Animals suffer without laws to protect them, says Beth Foster, media director for Bradley County's branch of the Society for the Prevention of Cruelty to Animals. She is right. She also says animal lovers across the state should push for laws to be adopted to regulate puppy mills in 2015.
Earlier this year, Tennessee lawmakers rejected a stop-gap measure that would have extended the law's provisions, but stakeholders have pledged to work on a new bill to improve oversight of breeding operations.
In Bradley County, the dogs' owner and breeder, Rebecca Vanmeter, has been charged with one count of cruelty to animals. She has been freed on a $500 bail. That's probably the price of one puppy.
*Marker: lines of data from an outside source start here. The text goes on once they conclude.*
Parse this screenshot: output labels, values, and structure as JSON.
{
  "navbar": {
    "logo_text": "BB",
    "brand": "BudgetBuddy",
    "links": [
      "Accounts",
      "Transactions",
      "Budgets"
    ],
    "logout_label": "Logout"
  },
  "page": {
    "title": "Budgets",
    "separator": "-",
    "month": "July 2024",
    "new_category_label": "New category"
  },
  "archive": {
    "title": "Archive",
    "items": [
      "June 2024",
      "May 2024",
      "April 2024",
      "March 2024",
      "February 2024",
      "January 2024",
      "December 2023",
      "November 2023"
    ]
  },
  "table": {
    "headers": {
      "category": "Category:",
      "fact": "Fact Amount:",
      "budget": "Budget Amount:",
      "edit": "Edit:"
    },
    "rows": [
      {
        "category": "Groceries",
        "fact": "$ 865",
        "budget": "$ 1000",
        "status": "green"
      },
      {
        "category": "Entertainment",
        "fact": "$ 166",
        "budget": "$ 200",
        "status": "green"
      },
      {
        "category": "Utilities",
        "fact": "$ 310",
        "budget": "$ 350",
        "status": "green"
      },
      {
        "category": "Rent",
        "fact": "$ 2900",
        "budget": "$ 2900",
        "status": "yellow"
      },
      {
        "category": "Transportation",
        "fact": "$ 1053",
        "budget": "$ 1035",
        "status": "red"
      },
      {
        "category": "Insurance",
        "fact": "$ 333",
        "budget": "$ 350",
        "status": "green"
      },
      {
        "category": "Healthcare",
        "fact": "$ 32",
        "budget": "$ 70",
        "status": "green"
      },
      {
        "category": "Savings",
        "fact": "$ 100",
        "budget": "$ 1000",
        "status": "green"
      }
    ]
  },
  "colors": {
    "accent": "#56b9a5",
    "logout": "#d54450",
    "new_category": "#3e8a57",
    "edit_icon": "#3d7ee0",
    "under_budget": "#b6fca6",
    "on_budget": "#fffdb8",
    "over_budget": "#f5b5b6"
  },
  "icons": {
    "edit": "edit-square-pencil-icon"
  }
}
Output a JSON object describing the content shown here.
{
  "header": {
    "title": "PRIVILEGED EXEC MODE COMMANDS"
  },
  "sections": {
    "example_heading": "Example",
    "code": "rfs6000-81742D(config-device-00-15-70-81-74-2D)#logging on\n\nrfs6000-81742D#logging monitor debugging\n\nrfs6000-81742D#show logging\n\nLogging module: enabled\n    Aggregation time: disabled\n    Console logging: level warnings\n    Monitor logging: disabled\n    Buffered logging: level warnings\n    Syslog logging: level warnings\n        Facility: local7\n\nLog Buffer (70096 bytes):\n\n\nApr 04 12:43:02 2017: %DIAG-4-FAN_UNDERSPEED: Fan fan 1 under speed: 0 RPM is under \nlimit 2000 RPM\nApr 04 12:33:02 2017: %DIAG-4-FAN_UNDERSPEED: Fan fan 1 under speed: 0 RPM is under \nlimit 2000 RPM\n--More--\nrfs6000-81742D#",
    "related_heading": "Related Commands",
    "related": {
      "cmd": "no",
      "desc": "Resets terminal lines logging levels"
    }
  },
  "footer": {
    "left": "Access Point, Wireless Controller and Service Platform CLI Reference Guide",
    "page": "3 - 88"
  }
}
Meanwhile, care for 240-plus dogs taken from deplorable, unsanitary conditions at Candies Creek Road in McDonald, Tenn., is going to run into the thousands of dollars. Besides exams, all the dogs require vaccinations, many require medication for mange or staph infections. And all will be spayed or neutered before being put up for adoption. True animal lovers willing to make donations and the occasional county or municipal allocation (yes, that may mean taxpayer money) ultimately will foot the bill.
The SPCA started removing dogs June 11. It took seven puppies Saturday and finished the job with the remaining 94 on Sunday, Foster said.
Fortunately no dead animals were found and no animals have had to be euthanized, said Foster.
So what about the law that's about to sunset?
Here's what the Sportsman's & Animal Owners' Voting Alliance says on its website: "Dog and cat owners have an opportunity to end state licensing of breeders by opposing SB 2468 and allowing the commercial breeder act to expire."
Under "talking points," the group, like the AKC, wants to stress fiscal responsibility.
In 2009 officials estimated 500 of the 1,504 commercial breeders in Tennessee would be signed up for licensure in five years, but "according to the Office of Animal Welfare, this program currently has 20 licensed commercial breeders," according to the Sportsman's group.
Legislators were promised more than $1 million a year from licensing and sales tax revenue from the estimated 500 licensed breeders, but the licensure and tax fee revenue collected is not adequate to fund the program. According to the office, the program had "a closing reserve deficit of $965,750 on June 30, 2013."
As we mentioned earlier, clearly the law has been poorly enforced, and dog and cat breeders apparently don't want to collect or pay sales tax on the widgets their factories make and sell. A license requirement is that an applicant have a valid sales tax registration number and be in good standing with the Tennessee Department of Revenue. The license does "not certify that the animal being sold has been examined by or is under the care of a licensed veterinarian."
Clearly, too, the breeders know where their bread is buttered: They offer phone numbers and email addresses for lawmakers. And at the bottom of their talking points is a link to support the sportsman group's "pro-active advocacy" complete with a PayPal donate button and links to the group's 2004, 2006, 2008, 2010 and 2012 endorsements.
Trying to sunset this law is not about "responsible" dog and cat breeding. It's about profit.